*** Opening Materials provided ***
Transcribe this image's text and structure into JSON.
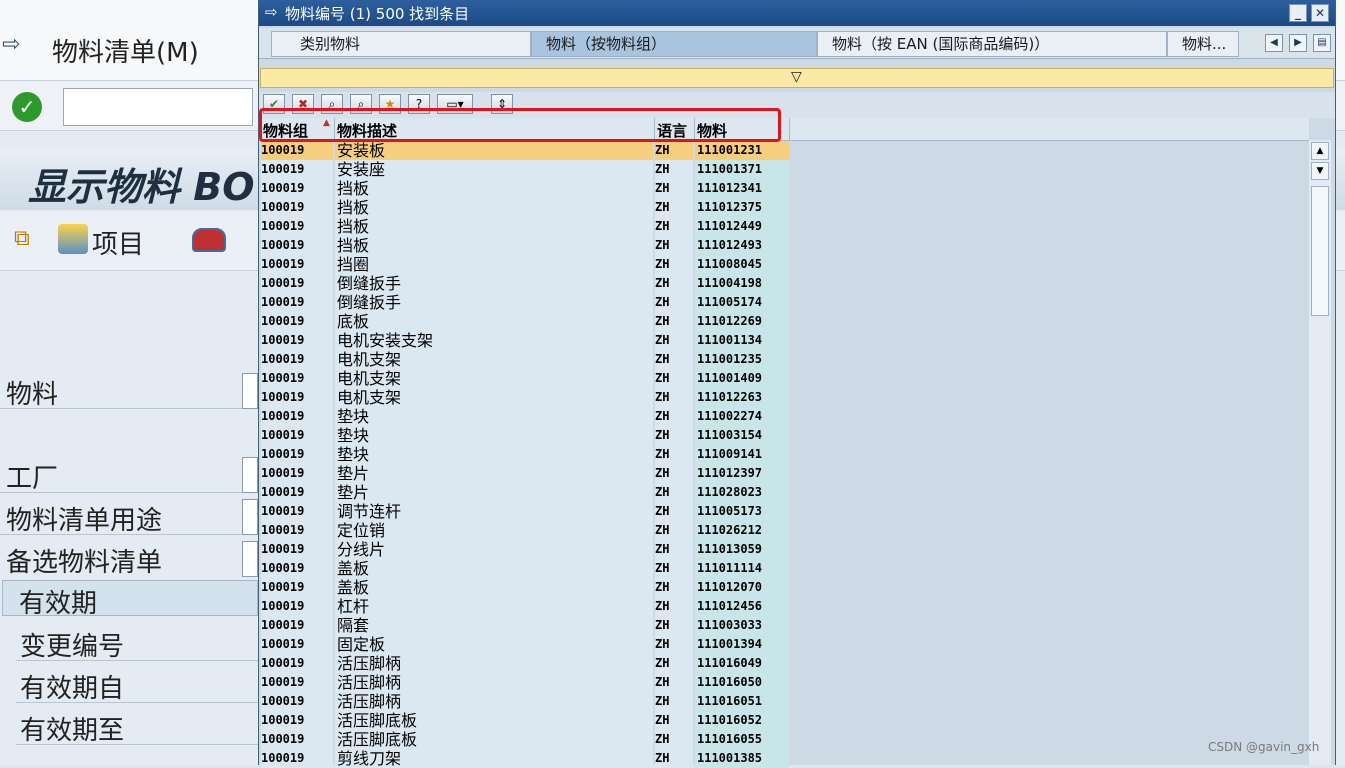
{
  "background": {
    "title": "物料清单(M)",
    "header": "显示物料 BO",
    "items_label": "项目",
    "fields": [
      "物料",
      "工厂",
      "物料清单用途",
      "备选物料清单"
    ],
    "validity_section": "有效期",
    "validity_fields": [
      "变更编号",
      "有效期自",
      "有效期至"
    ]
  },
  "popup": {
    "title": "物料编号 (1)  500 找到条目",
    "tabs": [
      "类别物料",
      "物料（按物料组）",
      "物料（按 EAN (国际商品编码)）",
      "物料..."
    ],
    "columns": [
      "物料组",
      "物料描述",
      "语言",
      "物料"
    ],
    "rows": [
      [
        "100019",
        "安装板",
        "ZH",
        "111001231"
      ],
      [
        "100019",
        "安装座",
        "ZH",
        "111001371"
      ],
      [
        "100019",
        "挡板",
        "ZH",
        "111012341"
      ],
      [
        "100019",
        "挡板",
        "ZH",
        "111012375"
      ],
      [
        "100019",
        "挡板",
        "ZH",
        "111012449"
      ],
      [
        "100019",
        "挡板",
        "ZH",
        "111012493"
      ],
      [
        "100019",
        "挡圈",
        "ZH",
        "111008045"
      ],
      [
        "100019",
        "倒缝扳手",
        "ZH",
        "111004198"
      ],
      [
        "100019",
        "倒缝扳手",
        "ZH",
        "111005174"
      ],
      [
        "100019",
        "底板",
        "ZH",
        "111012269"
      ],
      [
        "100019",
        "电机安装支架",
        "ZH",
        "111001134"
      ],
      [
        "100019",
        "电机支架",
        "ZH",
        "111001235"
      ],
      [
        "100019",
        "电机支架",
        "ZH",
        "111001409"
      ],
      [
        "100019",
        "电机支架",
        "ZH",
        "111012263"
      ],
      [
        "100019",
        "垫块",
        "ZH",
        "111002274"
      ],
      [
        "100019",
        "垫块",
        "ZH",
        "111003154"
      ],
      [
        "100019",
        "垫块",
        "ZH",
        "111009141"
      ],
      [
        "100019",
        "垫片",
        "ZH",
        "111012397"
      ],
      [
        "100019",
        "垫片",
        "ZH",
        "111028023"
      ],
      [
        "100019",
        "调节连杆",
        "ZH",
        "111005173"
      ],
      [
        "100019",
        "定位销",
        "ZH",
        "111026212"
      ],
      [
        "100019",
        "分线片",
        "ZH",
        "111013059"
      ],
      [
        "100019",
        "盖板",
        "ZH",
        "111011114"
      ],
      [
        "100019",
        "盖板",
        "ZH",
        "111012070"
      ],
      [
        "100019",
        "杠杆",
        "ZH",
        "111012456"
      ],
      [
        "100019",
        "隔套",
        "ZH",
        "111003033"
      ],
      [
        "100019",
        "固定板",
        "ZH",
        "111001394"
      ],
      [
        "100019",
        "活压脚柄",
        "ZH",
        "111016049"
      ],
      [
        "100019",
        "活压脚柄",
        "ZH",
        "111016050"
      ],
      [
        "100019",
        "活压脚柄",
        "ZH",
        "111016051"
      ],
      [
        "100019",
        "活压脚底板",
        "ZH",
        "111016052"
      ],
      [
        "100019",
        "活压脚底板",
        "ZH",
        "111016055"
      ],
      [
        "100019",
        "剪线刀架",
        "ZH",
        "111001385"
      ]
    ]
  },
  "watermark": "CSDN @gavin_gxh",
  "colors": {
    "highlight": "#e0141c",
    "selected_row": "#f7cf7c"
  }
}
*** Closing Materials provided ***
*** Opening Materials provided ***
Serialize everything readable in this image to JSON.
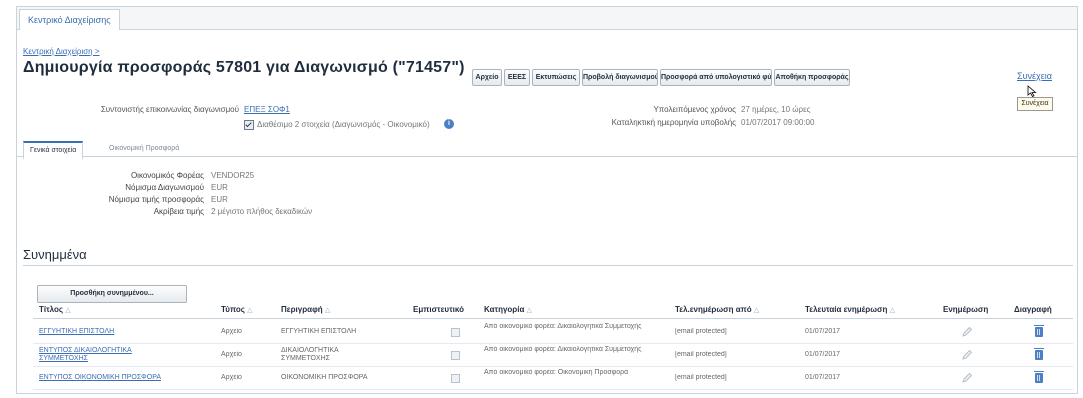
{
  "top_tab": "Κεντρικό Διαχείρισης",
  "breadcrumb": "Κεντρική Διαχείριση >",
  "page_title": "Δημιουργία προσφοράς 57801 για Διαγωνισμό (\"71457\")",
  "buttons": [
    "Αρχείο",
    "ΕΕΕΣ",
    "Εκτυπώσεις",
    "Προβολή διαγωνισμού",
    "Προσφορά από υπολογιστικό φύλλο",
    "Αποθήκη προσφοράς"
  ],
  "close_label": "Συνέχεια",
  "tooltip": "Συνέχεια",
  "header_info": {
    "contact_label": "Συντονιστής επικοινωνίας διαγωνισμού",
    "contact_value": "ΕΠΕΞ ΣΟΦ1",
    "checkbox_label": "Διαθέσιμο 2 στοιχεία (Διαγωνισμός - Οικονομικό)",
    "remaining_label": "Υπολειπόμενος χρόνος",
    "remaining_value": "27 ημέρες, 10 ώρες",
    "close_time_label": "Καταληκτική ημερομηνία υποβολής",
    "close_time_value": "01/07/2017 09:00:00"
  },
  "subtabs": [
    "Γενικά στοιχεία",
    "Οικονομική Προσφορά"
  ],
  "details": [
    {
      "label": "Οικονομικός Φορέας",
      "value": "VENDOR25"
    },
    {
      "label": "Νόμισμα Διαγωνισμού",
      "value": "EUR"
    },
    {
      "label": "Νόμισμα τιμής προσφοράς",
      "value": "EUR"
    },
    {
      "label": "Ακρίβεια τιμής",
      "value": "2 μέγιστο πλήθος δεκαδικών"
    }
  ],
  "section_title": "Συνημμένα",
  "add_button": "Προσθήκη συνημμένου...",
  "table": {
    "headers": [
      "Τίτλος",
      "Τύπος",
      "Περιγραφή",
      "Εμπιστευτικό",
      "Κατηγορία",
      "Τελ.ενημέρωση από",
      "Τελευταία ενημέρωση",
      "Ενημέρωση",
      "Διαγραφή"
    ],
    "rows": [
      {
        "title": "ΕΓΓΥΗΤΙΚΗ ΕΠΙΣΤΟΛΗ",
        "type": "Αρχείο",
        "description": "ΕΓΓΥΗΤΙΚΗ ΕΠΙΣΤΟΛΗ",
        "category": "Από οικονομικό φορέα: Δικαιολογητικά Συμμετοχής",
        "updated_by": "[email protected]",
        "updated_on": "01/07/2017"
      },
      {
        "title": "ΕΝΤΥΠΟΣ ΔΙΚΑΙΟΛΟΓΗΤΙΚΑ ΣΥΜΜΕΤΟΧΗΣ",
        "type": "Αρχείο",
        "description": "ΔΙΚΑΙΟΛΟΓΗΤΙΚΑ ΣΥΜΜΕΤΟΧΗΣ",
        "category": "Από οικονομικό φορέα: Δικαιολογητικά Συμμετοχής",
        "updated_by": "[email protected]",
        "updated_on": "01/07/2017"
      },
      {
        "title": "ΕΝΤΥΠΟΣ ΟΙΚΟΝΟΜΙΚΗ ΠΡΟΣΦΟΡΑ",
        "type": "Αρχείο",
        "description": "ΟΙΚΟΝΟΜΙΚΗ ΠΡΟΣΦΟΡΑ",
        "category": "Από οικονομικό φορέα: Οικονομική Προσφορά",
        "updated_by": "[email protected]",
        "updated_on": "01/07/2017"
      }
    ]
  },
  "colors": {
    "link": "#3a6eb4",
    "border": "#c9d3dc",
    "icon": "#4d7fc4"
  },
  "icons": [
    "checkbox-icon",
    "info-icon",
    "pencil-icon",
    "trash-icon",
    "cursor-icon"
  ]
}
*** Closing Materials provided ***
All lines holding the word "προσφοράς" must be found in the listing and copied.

  "page_title": "Δημιουργία προσφοράς 57801 για Διαγωνισμό (\"71457\")",
    "Αποθήκη προσφοράς"
      "label": "Νόμισμα τιμής προσφοράς",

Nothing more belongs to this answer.